About Khasi Tribe
Location:The Khasis inhabit the eastern part of Meghalaya, in the Khasi and Jaintia Hills. Khasis residing in Jaintia hills are now better known as Jaintias. They are also called Pnars.The Khasis occupying the northern lowlands and foothills are generally called Bhois. The Khasi people are an indigenous ethnic group of Meghalaya in north-eastern India with a significant population in the bordering state of Assam, and in certain parts of Bangladesh.The Khasi people form the majority of the population of the eastern part of Meghalaya, and is the state’s largest community, with around 48% of the population of Meghalaya.
Constitutional Status: Under the Constitution of India, the Khasis have been granted the status of Scheduled Tribe.

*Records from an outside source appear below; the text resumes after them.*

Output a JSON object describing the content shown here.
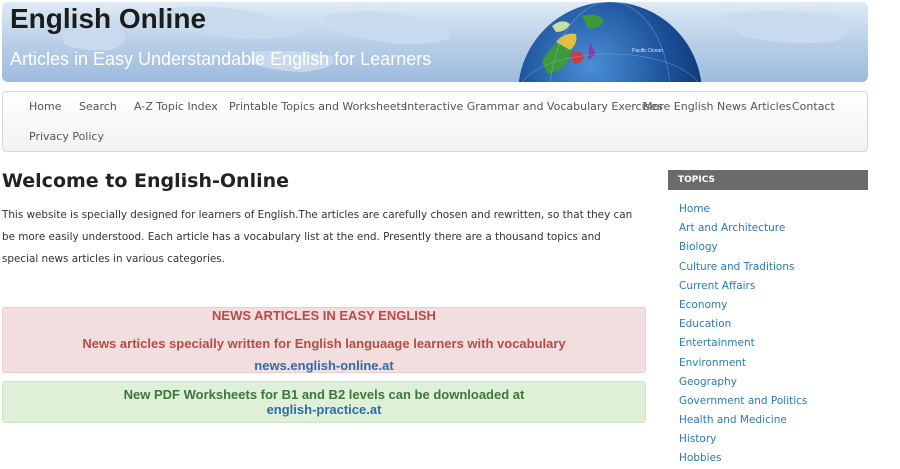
{
  "header": {
    "title": "English Online",
    "tagline": "Articles in Easy Understandable English for Learners",
    "globe_label": "Pacific Ocean"
  },
  "nav": {
    "items": [
      "Home",
      "Search",
      "A-Z Topic Index",
      "Printable Topics and Worksheets",
      "Interactive Grammar and Vocabulary Exercises",
      "More English News Articles",
      "Contact",
      "Privacy Policy"
    ]
  },
  "main": {
    "heading": "Welcome to English-Online",
    "intro": "This website is specially designed for learners of English.The articles are carefully chosen and rewritten, so that they can be more easily understood. Each article has a vocabulary list at the end. Presently there are a thousand topics and special news articles in various categories.",
    "news_box": {
      "heading": "NEWS ARTICLES IN EASY ENGLISH",
      "text": "News articles specially written for English languaage learners with vocabulary",
      "link": "news.english-online.at"
    },
    "pdf_box": {
      "text": "New PDF Worksheets for B1 and B2 levels can be downloaded at",
      "link": "english-practice.at"
    }
  },
  "sidebar": {
    "heading": "TOPICS",
    "items": [
      "Home",
      "Art and Architecture",
      "Biology",
      "Culture and Traditions",
      "Current Affairs",
      "Economy",
      "Education",
      "Entertainment",
      "Environment",
      "Geography",
      "Government and Politics",
      "Health and Medicine",
      "History",
      "Hobbies"
    ]
  },
  "colors": {
    "banner_blue": "#b6cde6",
    "alert_red_bg": "#f2dede",
    "alert_red_text": "#b94a48",
    "alert_green_bg": "#dff0d8",
    "alert_green_text": "#3c763d",
    "link_blue": "#2a7bb8",
    "sidebar_header_bg": "#6b6b6b"
  }
}
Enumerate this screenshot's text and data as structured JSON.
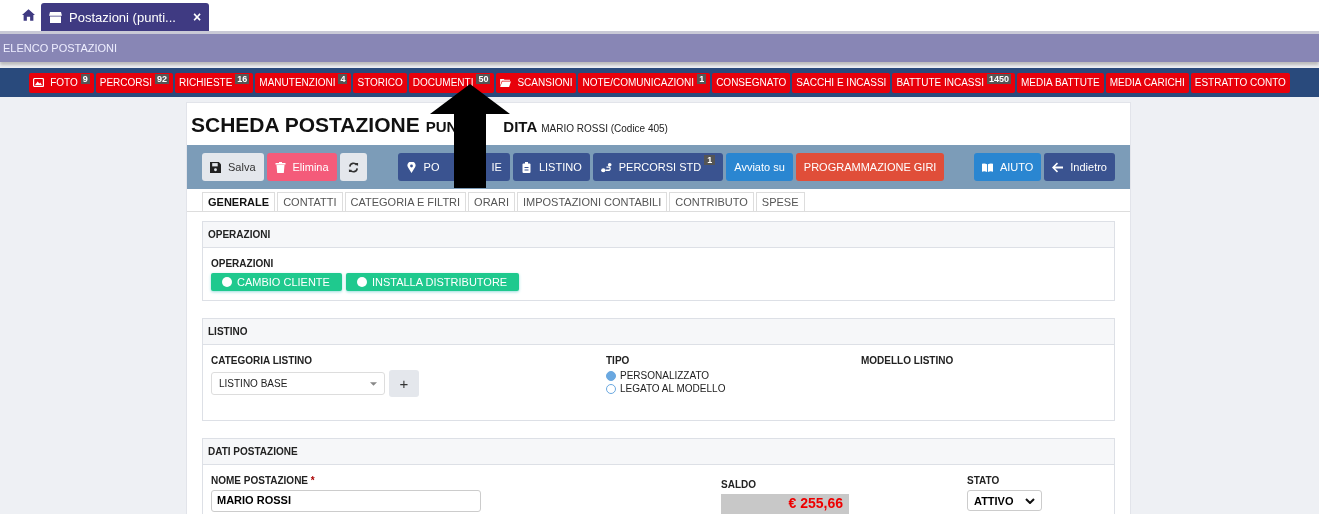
{
  "top_tabs": {
    "tabs": [
      {
        "label": "Postazioni (punti...",
        "close": "×",
        "selected": true
      }
    ]
  },
  "breadcrumb": "ELENCO POSTAZIONI",
  "nav": [
    {
      "label": "FOTO",
      "badge": "9",
      "kind": "photo"
    },
    {
      "label": "PERCORSI",
      "badge": "92",
      "kind": "plain"
    },
    {
      "label": "RICHIESTE",
      "badge": "16",
      "kind": "plain"
    },
    {
      "label": "MANUTENZIONI",
      "badge": "4",
      "kind": "plain"
    },
    {
      "label": "STORICO",
      "kind": "plain"
    },
    {
      "label": "DOCUMENTI",
      "badge": "50",
      "kind": "plain"
    },
    {
      "label": "SCANSIONI",
      "kind": "folder"
    },
    {
      "label": "NOTE/COMUNICAZIONI",
      "badge": "1",
      "kind": "plain"
    },
    {
      "label": "CONSEGNATO",
      "kind": "plain"
    },
    {
      "label": "SACCHI E INCASSI",
      "kind": "plain"
    },
    {
      "label": "BATTUTE INCASSI",
      "badge": "1450",
      "kind": "plain"
    },
    {
      "label": "MEDIA BATTUTE",
      "kind": "plain"
    },
    {
      "label": "MEDIA CARICHI",
      "kind": "plain"
    },
    {
      "label": "ESTRATTO CONTO",
      "kind": "plain"
    }
  ],
  "title": "SCHEDA POSTAZIONE",
  "subtitle_parts": [
    "PUN",
    "DITA"
  ],
  "owner": "MARIO ROSSI (Codice 405)",
  "toolbar": [
    {
      "label": "Salva",
      "kind": "light"
    },
    {
      "label": "Elimina",
      "kind": "danger"
    },
    {
      "kind": "light"
    },
    {
      "label_parts": [
        "PO",
        "IE"
      ],
      "kind": "primary"
    },
    {
      "label": "LISTINO",
      "kind": "primary"
    },
    {
      "label": "PERCORSI STD",
      "badge": "1",
      "kind": "primary"
    },
    {
      "label": "Avviato su",
      "kind": "info"
    },
    {
      "label": "PROGRAMMAZIONE GIRI",
      "kind": "warning"
    },
    {
      "label": "AIUTO",
      "kind": "info"
    },
    {
      "label": "Indietro",
      "kind": "primary"
    }
  ],
  "tabs": [
    {
      "label": "GENERALE",
      "selected": true
    },
    {
      "label": "CONTATTI",
      "selected": false
    },
    {
      "label": "CATEGORIA E FILTRI",
      "selected": false
    },
    {
      "label": "ORARI",
      "selected": false
    },
    {
      "label": "IMPOSTAZIONI CONTABILI",
      "selected": false
    },
    {
      "label": "CONTRIBUTO",
      "selected": false
    },
    {
      "label": "SPESE",
      "selected": false
    }
  ],
  "operazioni": {
    "header": "OPERAZIONI",
    "label": "OPERAZIONI",
    "toggles": [
      {
        "label": "CAMBIO CLIENTE",
        "checked": false
      },
      {
        "label": "INSTALLA DISTRIBUTORE",
        "checked": false
      }
    ]
  },
  "listino": {
    "header": "LISTINO",
    "categoria_label": "CATEGORIA LISTINO",
    "categoria_value": "LISTINO BASE",
    "add": "+",
    "tipo_label": "TIPO",
    "tipo_options": [
      {
        "label": "PERSONALIZZATO",
        "selected": true
      },
      {
        "label": "LEGATO AL MODELLO",
        "selected": false
      }
    ],
    "modello_label": "MODELLO LISTINO"
  },
  "dati": {
    "header": "DATI POSTAZIONE",
    "nome_label": "NOME POSTAZIONE",
    "required": "*",
    "nome_value": "MARIO ROSSI",
    "saldo_label": "SALDO",
    "saldo_value": "€ 255,66",
    "stato_label": "STATO",
    "stato_value": "ATTIVO"
  },
  "annotation": {
    "kind": "arrow"
  }
}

Dress: The traditional Khasi male dress is “Jymphong” or a longish sleeveless coat without collar, fastened by thongs in front. Now, the Khasis have adopted the western dress. The Khasi traditional female dress is rather elaborate with several pieces of cloth, giving the body a cylindrical shape.
Food & Drinks: The staple food of Khasis is rice. They also take fish and meat. Use of rice-beer is a must for every ceremonial and religious occasion.
Social Structure: They are among the few Austroasiatic-speaking peoples in South Asia. The Khasis, the Jaintias and the Garos have a matrilineal society. Earlier in the conservative Jaintia non-Christian families, however, the father only visits the family in the night and is not responsible for the maintenance of the family.
Inheritance: Khasis follow a matrilineal system of inheritance. In the Khasi society, it is only the youngest daughter or “Ka Khadduh” who is eligible to inherit the ancestral property. If ‘Ka Khadduh’ dies without any daughter surviving her, her next elder sister inherits the ancestral property, and after her, the youngest daughter of that sister. Failing all daughters and their female issues, the property goes back to the mother’s sister, mother’s sister’s daughter and so on.The Ka Khadduh’s property is actually the ancestral property and so if she wants to dispose it off, she must obtain consent and approval of the uncles and brothers.
Marriage: Marriage within a clan is a taboo. Rings or betel-nut bags are exchanged between the bride and the bridegroom to complete the union. In the Christian families, however, marriage is purely a civil contract.
Religion: The Khasis are now mostly Christians. But before that, they believed in a Supreme Being, The Creator – U Blei Nongthaw and under Him, there were several deities of water and of mountains and also of other natural objects.
Khasi Tribe Festivals
- Nongkrem Dance is a religious festival in thanksgiving to God Almighty for good harvest, peace and prosperity of the community.
- It is held annually during October/ November, at Smit, the capital of the Khyrim Syiemship near Shillong.
- The dance is performed in the open by young virgins and men, both bachelors and married.
- The men form an outer circle and dance to the accompaniment of music of flutes and drums.. An important feature of the festival is the ‘Pomblang’ or goat sacrifice offered by the subjects to the Syiem of Khyrim, the administrative head of the Hima (Khasi State).
Shad Suk Mynsiem
- One of the most important festivals of the Khasis is Ka Shad Suk Mynsiem or Dance of the joyful heart.
- It is an annual thanksgiving dance held in Shillong in April.
- Men and women, dressed in traditional fineries dance to the accompaniment of drums and the flute.
- The festival lasts for three days.